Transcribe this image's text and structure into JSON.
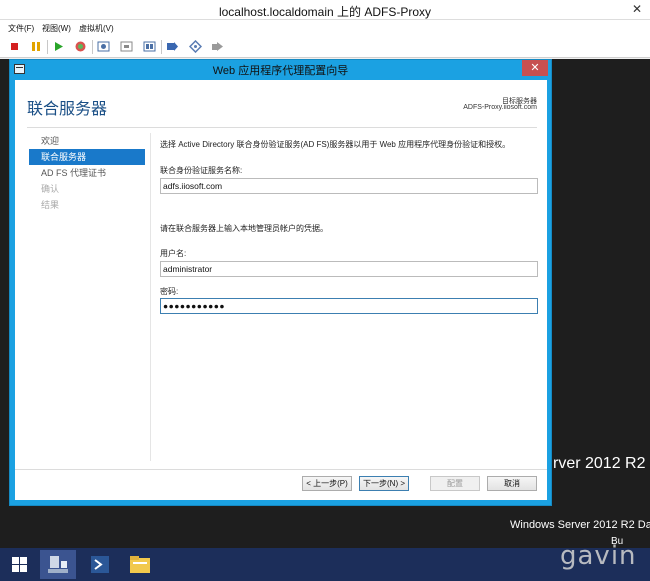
{
  "vm": {
    "title": "localhost.localdomain 上的 ADFS-Proxy",
    "close_glyph": "✕",
    "menus": [
      "文件(F)",
      "视图(W)",
      "虚拟机(V)"
    ]
  },
  "wizard": {
    "title": "Web 应用程序代理配置向导",
    "close_glyph": "✕",
    "heading": "联合服务器",
    "destination_label": "目标服务器",
    "destination_value": "ADFS-Proxy.iiosoft.com",
    "steps": [
      {
        "label": "欢迎",
        "state": "normal"
      },
      {
        "label": "联合服务器",
        "state": "active"
      },
      {
        "label": "AD FS 代理证书",
        "state": "normal"
      },
      {
        "label": "确认",
        "state": "disabled"
      },
      {
        "label": "结果",
        "state": "disabled"
      }
    ],
    "intro": "选择 Active Directory 联合身份验证服务(AD FS)服务器以用于 Web 应用程序代理身份验证和授权。",
    "fs_name_label": "联合身份验证服务名称:",
    "fs_name_value": "adfs.iiosoft.com",
    "credentials_intro": "请在联合服务器上输入本地管理员帐户的凭据。",
    "username_label": "用户名:",
    "username_value": "administrator",
    "password_label": "密码:",
    "password_value": "●●●●●●●●●●●",
    "buttons": {
      "prev": "< 上一步(P)",
      "next": "下一步(N) >",
      "configure": "配置",
      "cancel": "取消"
    }
  },
  "desktop": {
    "brand_text": "rver 2012 R2",
    "edition_text": "Windows Server 2012 R2 Da",
    "build_text": "Bu"
  },
  "watermark": "gavin",
  "colors": {
    "accent": "#1ba1e2",
    "selected_step": "#1979ca",
    "heading": "#1a4f86",
    "taskbar": "#1c2e5a",
    "desktop": "#1e1e1e"
  }
}
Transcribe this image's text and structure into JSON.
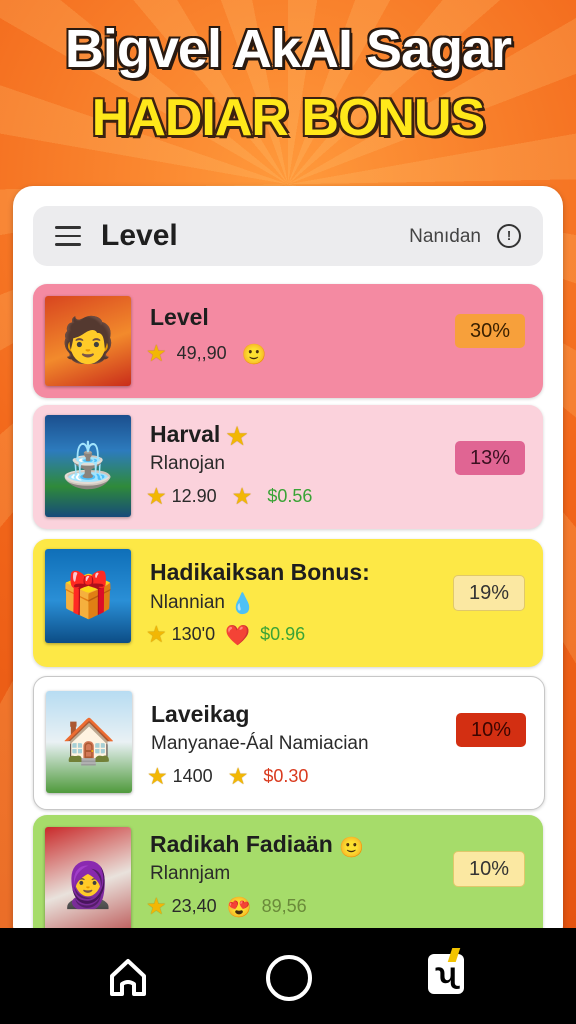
{
  "banner": {
    "title": "Bigvel AkAI Sagar",
    "subtitle": "HADIAR BONUS"
  },
  "appbar": {
    "title": "Level",
    "right_label": "Nanıdan",
    "menu_icon": "hamburger-menu-icon",
    "info_icon": "info-circle-icon"
  },
  "cards": [
    {
      "title": "Level",
      "subtitle": "",
      "rating": "49,,90",
      "value": "",
      "badge": "30%",
      "badge_color": "#f7a03b",
      "card_color": "#f48aa2"
    },
    {
      "title": "Harval",
      "subtitle": "Rlanojan",
      "rating": "12.90",
      "value": "$0.56",
      "badge": "13%",
      "badge_color": "#e06593",
      "card_color": "#fbd2dc"
    },
    {
      "title": "Hadikaiksan Bonus:",
      "subtitle": "Nlannian",
      "rating": "130'0",
      "value": "$0.96",
      "badge": "19%",
      "badge_color": "#fbe8a2",
      "card_color": "#fde846"
    },
    {
      "title": "Laveikag",
      "subtitle": "Manyanae-Áal Namiacian",
      "rating": "1400",
      "value": "$0.30",
      "badge": "10%",
      "badge_color": "#d32f12",
      "card_color": "#ffffff"
    },
    {
      "title": "Radikah Fadiaän",
      "subtitle": "Rlannjam",
      "rating": "23,40",
      "value": "89,56",
      "badge": "10%",
      "badge_color": "#fbe8a2",
      "card_color": "#a6dc6a"
    }
  ],
  "navbar": {
    "home_icon": "home-icon",
    "circle_icon": "circle-home-button-icon",
    "recent_icon": "app-switcher-icon"
  }
}
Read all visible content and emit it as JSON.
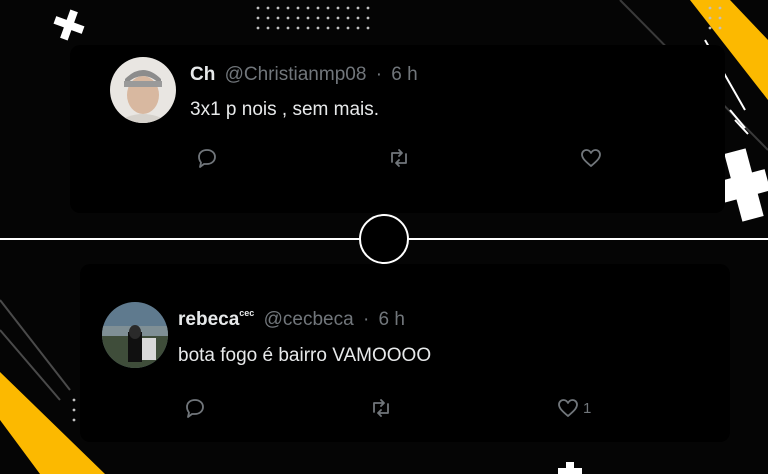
{
  "colors": {
    "accent": "#fcb900",
    "text": "#e7e9ea",
    "muted": "#71767b",
    "background": "#000000"
  },
  "posts": [
    {
      "display_name": "Ch",
      "handle": "@Christianmp08",
      "separator": "·",
      "time": "6 h",
      "text": "3x1 p nois , sem mais.",
      "actions": {
        "reply_icon": "reply-icon",
        "repost_icon": "repost-icon",
        "like_icon": "like-icon",
        "like_count": ""
      }
    },
    {
      "display_name": "rebeca",
      "display_name_suffix": "cec",
      "handle": "@cecbeca",
      "separator": "·",
      "time": "6 h",
      "text": "bota fogo é bairro VAMOOOO",
      "actions": {
        "reply_icon": "reply-icon",
        "repost_icon": "repost-icon",
        "like_icon": "like-icon",
        "like_count": "1"
      }
    }
  ]
}
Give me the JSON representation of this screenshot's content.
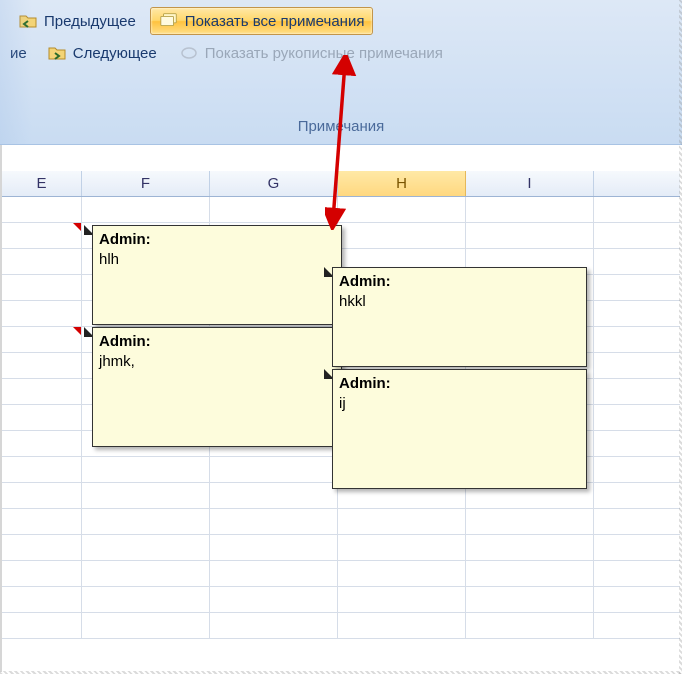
{
  "ribbon": {
    "tab_fragment": "ие",
    "prev": "Предыдущее",
    "next": "Следующее",
    "show_all": "Показать все примечания",
    "show_ink": "Показать рукописные примечания",
    "group": "Примечания"
  },
  "columns": [
    {
      "label": "E",
      "w": 128
    },
    {
      "label": "F",
      "w": 128
    },
    {
      "label": "G",
      "w": 128
    },
    {
      "label": "H",
      "w": 128,
      "selected": true
    },
    {
      "label": "I",
      "w": 50
    }
  ],
  "comments": [
    {
      "author": "Admin:",
      "text": "hlh"
    },
    {
      "author": "Admin:",
      "text": "jhmk,"
    },
    {
      "author": "Admin:",
      "text": "hkkl"
    },
    {
      "author": "Admin:",
      "text": "ij"
    }
  ]
}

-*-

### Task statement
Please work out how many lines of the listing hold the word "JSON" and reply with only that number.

### Answer below
4